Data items

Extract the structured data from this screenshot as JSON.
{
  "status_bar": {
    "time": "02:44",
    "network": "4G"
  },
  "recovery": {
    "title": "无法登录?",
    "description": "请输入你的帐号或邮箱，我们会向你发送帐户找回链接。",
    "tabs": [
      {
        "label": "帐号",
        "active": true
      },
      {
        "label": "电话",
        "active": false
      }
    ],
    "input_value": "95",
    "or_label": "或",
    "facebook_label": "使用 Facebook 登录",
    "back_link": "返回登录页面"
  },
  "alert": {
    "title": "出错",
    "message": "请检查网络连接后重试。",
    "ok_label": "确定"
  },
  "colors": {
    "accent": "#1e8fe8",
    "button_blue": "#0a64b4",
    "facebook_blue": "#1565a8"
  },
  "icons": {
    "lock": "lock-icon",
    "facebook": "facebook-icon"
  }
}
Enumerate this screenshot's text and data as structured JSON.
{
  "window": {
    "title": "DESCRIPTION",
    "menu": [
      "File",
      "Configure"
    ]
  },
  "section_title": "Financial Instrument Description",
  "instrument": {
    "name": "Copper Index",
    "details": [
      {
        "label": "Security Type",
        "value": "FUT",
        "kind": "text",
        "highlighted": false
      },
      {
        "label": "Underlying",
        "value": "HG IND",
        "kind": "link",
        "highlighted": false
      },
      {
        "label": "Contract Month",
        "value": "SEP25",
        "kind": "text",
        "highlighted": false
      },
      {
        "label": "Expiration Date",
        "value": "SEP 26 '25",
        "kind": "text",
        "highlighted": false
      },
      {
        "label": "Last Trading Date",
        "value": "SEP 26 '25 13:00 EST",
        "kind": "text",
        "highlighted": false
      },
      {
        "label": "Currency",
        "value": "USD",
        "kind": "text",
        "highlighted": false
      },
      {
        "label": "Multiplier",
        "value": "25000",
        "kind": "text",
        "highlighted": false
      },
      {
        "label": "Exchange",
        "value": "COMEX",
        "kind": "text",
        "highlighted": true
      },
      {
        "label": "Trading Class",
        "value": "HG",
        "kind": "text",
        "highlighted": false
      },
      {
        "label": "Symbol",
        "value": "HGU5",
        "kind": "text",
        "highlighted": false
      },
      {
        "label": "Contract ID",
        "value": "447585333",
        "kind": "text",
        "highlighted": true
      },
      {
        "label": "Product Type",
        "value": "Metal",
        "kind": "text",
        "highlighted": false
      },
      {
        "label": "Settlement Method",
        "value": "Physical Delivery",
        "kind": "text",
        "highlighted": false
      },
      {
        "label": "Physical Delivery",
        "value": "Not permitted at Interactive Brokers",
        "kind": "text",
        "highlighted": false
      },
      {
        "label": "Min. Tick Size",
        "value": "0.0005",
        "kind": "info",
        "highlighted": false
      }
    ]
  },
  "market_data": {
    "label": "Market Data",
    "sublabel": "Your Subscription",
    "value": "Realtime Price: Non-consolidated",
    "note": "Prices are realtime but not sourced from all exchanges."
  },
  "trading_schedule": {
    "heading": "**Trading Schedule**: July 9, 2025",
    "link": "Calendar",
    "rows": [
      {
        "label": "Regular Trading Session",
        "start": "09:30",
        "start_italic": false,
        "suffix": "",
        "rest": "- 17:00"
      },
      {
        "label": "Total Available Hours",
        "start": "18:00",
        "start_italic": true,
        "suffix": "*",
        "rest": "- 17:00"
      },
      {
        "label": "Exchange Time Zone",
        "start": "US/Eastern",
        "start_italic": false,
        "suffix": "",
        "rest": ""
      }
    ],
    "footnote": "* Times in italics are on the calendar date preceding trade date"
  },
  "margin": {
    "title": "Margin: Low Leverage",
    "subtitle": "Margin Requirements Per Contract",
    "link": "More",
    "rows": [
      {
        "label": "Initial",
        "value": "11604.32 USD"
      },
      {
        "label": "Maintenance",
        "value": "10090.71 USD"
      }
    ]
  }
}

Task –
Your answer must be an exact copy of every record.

Finished exercise –
Extract the structured data from this screenshot as JSON.
{
  "status_bar": {
    "time": "02:44",
    "network": "4G"
  },
  "recovery": {
    "title": "无法登录?",
    "description": "请输入你的帐号或邮箱，我们会向你发送帐户找回链接。",
    "tabs": [
      {
        "label": "帐号",
        "active": true
      },
      {
        "label": "电话",
        "active": false
      }
    ],
    "input_value": "95",
    "or_label": "或",
    "facebook_label": "使用 Facebook 登录",
    "back_link": "返回登录页面"
  },
  "alert": {
    "title": "出错",
    "message": "请检查网络连接后重试。",
    "ok_label": "确定"
  },
  "colors": {
    "accent": "#1e8fe8",
    "button_blue": "#0a64b4",
    "facebook_blue": "#1565a8"
  },
  "icons": {
    "lock": "lock-icon",
    "facebook": "facebook-icon"
  }
}
Enumerate this screenshot's text and data as structured JSON.
{
  "window": {
    "title": "DESCRIPTION",
    "menu": [
      "File",
      "Configure"
    ]
  },
  "section_title": "Financial Instrument Description",
  "instrument": {
    "name": "Copper Index",
    "details": [
      {
        "label": "Security Type",
        "value": "FUT",
        "kind": "text",
        "highlighted": false
      },
      {
        "label": "Underlying",
        "value": "HG IND",
        "kind": "link",
        "highlighted": false
      },
      {
        "label": "Contract Month",
        "value": "SEP25",
        "kind": "text",
        "highlighted": false
      },
      {
        "label": "Expiration Date",
        "value": "SEP 26 '25",
        "kind": "text",
        "highlighted": false
      },
      {
        "label": "Last Trading Date",
        "value": "SEP 26 '25 13:00 EST",
        "kind": "text",
        "highlighted": false
      },
      {
        "label": "Currency",
        "value": "USD",
        "kind": "text",
        "highlighted": false
      },
      {
        "label": "Multiplier",
        "value": "25000",
        "kind": "text",
        "highlighted": false
      },
      {
        "label": "Exchange",
        "value": "COMEX",
        "kind": "text",
        "highlighted": true
      },
      {
        "label": "Trading Class",
        "value": "HG",
        "kind": "text",
        "highlighted": false
      },
      {
        "label": "Symbol",
        "value": "HGU5",
        "kind": "text",
        "highlighted": false
      },
      {
        "label": "Contract ID",
        "value": "447585333",
        "kind": "text",
        "highlighted": true
      },
      {
        "label": "Product Type",
        "value": "Metal",
        "kind": "text",
        "highlighted": false
      },
      {
        "label": "Settlement Method",
        "value": "Physical Delivery",
        "kind": "text",
        "highlighted": false
      },
      {
        "label": "Physical Delivery",
        "value": "Not permitted at Interactive Brokers",
        "kind": "text",
        "highlighted": false
      },
      {
        "label": "Min. Tick Size",
        "value": "0.0005",
        "kind": "info",
        "highlighted": false
      }
    ]
  },
  "market_data": {
    "label": "Market Data",
    "sublabel": "Your Subscription",
    "value": "Realtime Price: Non-consolidated",
    "note": "Prices are realtime but not sourced from all exchanges."
  },
  "trading_schedule": {
    "heading": "**Trading Schedule**: July 9, 2025",
    "link": "Calendar",
    "rows": [
      {
        "label": "Regular Trading Session",
        "start": "09:30",
        "start_italic": false,
        "suffix": "",
        "rest": "- 17:00"
      },
      {
        "label": "Total Available Hours",
        "start": "18:00",
        "start_italic": true,
        "suffix": "*",
        "rest": "- 17:00"
      },
      {
        "label": "Exchange Time Zone",
        "start": "US/Eastern",
        "start_italic": false,
        "suffix": "",
        "rest": ""
      }
    ],
    "footnote": "* Times in italics are on the calendar date preceding trade date"
  },
  "margin": {
    "title": "Margin: Low Leverage",
    "subtitle": "Margin Requirements Per Contract",
    "link": "More",
    "rows": [
      {
        "label": "Initial",
        "value": "11604.32 USD"
      },
      {
        "label": "Maintenance",
        "value": "10090.71 USD"
      }
    ]
  }
}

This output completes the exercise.